DESCRIPTION OF THE TASK —
Your answer is the listing, printed exactly as given.

Start of SOURCE RECORDS

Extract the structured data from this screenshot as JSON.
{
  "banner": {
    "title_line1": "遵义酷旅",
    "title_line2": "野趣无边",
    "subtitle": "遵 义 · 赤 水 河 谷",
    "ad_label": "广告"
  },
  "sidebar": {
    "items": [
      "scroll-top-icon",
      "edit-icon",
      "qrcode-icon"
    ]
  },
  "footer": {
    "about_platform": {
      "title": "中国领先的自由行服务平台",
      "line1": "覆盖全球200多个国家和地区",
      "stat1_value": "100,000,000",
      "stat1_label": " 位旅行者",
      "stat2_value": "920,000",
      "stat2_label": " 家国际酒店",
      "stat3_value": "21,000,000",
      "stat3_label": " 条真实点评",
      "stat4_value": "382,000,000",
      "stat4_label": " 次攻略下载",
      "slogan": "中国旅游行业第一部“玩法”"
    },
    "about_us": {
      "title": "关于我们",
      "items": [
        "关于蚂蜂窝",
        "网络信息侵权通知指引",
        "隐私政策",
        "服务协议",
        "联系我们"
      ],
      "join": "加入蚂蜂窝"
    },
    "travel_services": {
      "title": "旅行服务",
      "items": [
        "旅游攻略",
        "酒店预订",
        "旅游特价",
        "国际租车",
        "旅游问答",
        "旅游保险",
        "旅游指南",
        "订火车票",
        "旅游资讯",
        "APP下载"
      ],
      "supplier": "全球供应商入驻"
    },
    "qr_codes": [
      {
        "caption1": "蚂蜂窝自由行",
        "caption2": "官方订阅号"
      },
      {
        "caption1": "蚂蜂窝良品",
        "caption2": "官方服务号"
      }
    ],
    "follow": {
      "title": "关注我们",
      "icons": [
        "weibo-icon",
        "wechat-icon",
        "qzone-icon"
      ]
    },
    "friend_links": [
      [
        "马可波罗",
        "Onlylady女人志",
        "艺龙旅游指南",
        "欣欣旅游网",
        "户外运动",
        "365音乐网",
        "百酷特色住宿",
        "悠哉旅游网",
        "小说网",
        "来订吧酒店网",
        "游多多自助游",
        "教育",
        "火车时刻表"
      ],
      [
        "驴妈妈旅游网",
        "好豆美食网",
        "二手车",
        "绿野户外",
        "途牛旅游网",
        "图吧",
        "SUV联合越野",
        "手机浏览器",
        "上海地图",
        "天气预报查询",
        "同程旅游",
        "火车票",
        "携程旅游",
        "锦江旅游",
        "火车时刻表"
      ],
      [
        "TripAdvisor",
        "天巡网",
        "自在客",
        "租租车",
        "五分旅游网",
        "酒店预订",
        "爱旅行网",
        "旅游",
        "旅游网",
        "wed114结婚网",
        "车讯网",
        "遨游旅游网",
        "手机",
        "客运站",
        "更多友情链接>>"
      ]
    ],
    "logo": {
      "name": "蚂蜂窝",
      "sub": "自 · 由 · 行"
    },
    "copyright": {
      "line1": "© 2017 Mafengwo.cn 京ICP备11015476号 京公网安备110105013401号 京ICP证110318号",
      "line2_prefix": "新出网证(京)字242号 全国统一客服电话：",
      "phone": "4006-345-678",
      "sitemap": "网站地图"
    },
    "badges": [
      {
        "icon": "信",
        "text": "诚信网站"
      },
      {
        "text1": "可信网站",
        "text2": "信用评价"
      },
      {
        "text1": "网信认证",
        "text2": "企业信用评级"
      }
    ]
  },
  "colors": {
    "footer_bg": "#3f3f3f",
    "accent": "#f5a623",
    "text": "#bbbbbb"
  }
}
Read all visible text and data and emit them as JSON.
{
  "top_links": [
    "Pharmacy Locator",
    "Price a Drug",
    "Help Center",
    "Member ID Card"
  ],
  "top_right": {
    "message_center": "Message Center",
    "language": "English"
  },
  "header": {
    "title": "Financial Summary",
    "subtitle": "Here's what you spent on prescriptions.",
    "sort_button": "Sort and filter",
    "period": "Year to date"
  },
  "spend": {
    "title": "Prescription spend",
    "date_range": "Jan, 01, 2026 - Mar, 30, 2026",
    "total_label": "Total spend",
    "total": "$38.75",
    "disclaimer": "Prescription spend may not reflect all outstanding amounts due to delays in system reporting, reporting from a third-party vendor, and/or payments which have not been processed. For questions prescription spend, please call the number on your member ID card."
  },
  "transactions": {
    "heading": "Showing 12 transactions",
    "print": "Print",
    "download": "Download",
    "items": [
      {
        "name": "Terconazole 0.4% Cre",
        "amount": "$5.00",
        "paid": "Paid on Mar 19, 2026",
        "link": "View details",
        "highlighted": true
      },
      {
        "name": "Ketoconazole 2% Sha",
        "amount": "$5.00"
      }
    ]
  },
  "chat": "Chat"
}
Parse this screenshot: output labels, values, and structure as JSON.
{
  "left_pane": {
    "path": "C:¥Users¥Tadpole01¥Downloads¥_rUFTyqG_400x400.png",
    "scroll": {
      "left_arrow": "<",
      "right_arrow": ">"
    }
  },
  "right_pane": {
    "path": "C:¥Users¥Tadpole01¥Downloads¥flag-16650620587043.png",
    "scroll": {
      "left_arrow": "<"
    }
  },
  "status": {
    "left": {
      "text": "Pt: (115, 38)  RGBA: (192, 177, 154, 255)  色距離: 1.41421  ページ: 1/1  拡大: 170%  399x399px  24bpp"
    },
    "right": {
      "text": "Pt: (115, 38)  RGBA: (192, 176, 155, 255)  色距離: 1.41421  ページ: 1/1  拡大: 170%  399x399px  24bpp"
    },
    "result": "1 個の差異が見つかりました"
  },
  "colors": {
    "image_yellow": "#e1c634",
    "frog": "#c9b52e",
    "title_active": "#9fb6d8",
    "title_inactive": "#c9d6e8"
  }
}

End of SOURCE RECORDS

OUTPUT OF THE TASK —
Extract the structured data from this screenshot as JSON.
{
  "banner": {
    "title_line1": "遵义酷旅",
    "title_line2": "野趣无边",
    "subtitle": "遵 义 · 赤 水 河 谷",
    "ad_label": "广告"
  },
  "sidebar": {
    "items": [
      "scroll-top-icon",
      "edit-icon",
      "qrcode-icon"
    ]
  },
  "footer": {
    "about_platform": {
      "title": "中国领先的自由行服务平台",
      "line1": "覆盖全球200多个国家和地区",
      "stat1_value": "100,000,000",
      "stat1_label": " 位旅行者",
      "stat2_value": "920,000",
      "stat2_label": " 家国际酒店",
      "stat3_value": "21,000,000",
      "stat3_label": " 条真实点评",
      "stat4_value": "382,000,000",
      "stat4_label": " 次攻略下载",
      "slogan": "中国旅游行业第一部“玩法”"
    },
    "about_us": {
      "title": "关于我们",
      "items": [
        "关于蚂蜂窝",
        "网络信息侵权通知指引",
        "隐私政策",
        "服务协议",
        "联系我们"
      ],
      "join": "加入蚂蜂窝"
    },
    "travel_services": {
      "title": "旅行服务",
      "items": [
        "旅游攻略",
        "酒店预订",
        "旅游特价",
        "国际租车",
        "旅游问答",
        "旅游保险",
        "旅游指南",
        "订火车票",
        "旅游资讯",
        "APP下载"
      ],
      "supplier": "全球供应商入驻"
    },
    "qr_codes": [
      {
        "caption1": "蚂蜂窝自由行",
        "caption2": "官方订阅号"
      },
      {
        "caption1": "蚂蜂窝良品",
        "caption2": "官方服务号"
      }
    ],
    "follow": {
      "title": "关注我们",
      "icons": [
        "weibo-icon",
        "wechat-icon",
        "qzone-icon"
      ]
    },
    "friend_links": [
      [
        "马可波罗",
        "Onlylady女人志",
        "艺龙旅游指南",
        "欣欣旅游网",
        "户外运动",
        "365音乐网",
        "百酷特色住宿",
        "悠哉旅游网",
        "小说网",
        "来订吧酒店网",
        "游多多自助游",
        "教育",
        "火车时刻表"
      ],
      [
        "驴妈妈旅游网",
        "好豆美食网",
        "二手车",
        "绿野户外",
        "途牛旅游网",
        "图吧",
        "SUV联合越野",
        "手机浏览器",
        "上海地图",
        "天气预报查询",
        "同程旅游",
        "火车票",
        "携程旅游",
        "锦江旅游",
        "火车时刻表"
      ],
      [
        "TripAdvisor",
        "天巡网",
        "自在客",
        "租租车",
        "五分旅游网",
        "酒店预订",
        "爱旅行网",
        "旅游",
        "旅游网",
        "wed114结婚网",
        "车讯网",
        "遨游旅游网",
        "手机",
        "客运站",
        "更多友情链接>>"
      ]
    ],
    "logo": {
      "name": "蚂蜂窝",
      "sub": "自 · 由 · 行"
    },
    "copyright": {
      "line1": "© 2017 Mafengwo.cn 京ICP备11015476号 京公网安备110105013401号 京ICP证110318号",
      "line2_prefix": "新出网证(京)字242号 全国统一客服电话：",
      "phone": "4006-345-678",
      "sitemap": "网站地图"
    },
    "badges": [
      {
        "icon": "信",
        "text": "诚信网站"
      },
      {
        "text1": "可信网站",
        "text2": "信用评价"
      },
      {
        "text1": "网信认证",
        "text2": "企业信用评级"
      }
    ]
  },
  "colors": {
    "footer_bg": "#3f3f3f",
    "accent": "#f5a623",
    "text": "#bbbbbb"
  }
}
Read all visible text and data and emit them as JSON.
{
  "top_links": [
    "Pharmacy Locator",
    "Price a Drug",
    "Help Center",
    "Member ID Card"
  ],
  "top_right": {
    "message_center": "Message Center",
    "language": "English"
  },
  "header": {
    "title": "Financial Summary",
    "subtitle": "Here's what you spent on prescriptions.",
    "sort_button": "Sort and filter",
    "period": "Year to date"
  },
  "spend": {
    "title": "Prescription spend",
    "date_range": "Jan, 01, 2026 - Mar, 30, 2026",
    "total_label": "Total spend",
    "total": "$38.75",
    "disclaimer": "Prescription spend may not reflect all outstanding amounts due to delays in system reporting, reporting from a third-party vendor, and/or payments which have not been processed. For questions prescription spend, please call the number on your member ID card."
  },
  "transactions": {
    "heading": "Showing 12 transactions",
    "print": "Print",
    "download": "Download",
    "items": [
      {
        "name": "Terconazole 0.4% Cre",
        "amount": "$5.00",
        "paid": "Paid on Mar 19, 2026",
        "link": "View details",
        "highlighted": true
      },
      {
        "name": "Ketoconazole 2% Sha",
        "amount": "$5.00"
      }
    ]
  },
  "chat": "Chat"
}
Parse this screenshot: output labels, values, and structure as JSON.
{
  "left_pane": {
    "path": "C:¥Users¥Tadpole01¥Downloads¥_rUFTyqG_400x400.png",
    "scroll": {
      "left_arrow": "<",
      "right_arrow": ">"
    }
  },
  "right_pane": {
    "path": "C:¥Users¥Tadpole01¥Downloads¥flag-16650620587043.png",
    "scroll": {
      "left_arrow": "<"
    }
  },
  "status": {
    "left": {
      "text": "Pt: (115, 38)  RGBA: (192, 177, 154, 255)  色距離: 1.41421  ページ: 1/1  拡大: 170%  399x399px  24bpp"
    },
    "right": {
      "text": "Pt: (115, 38)  RGBA: (192, 176, 155, 255)  色距離: 1.41421  ページ: 1/1  拡大: 170%  399x399px  24bpp"
    },
    "result": "1 個の差異が見つかりました"
  },
  "colors": {
    "image_yellow": "#e1c634",
    "frog": "#c9b52e",
    "title_active": "#9fb6d8",
    "title_inactive": "#c9d6e8"
  }
}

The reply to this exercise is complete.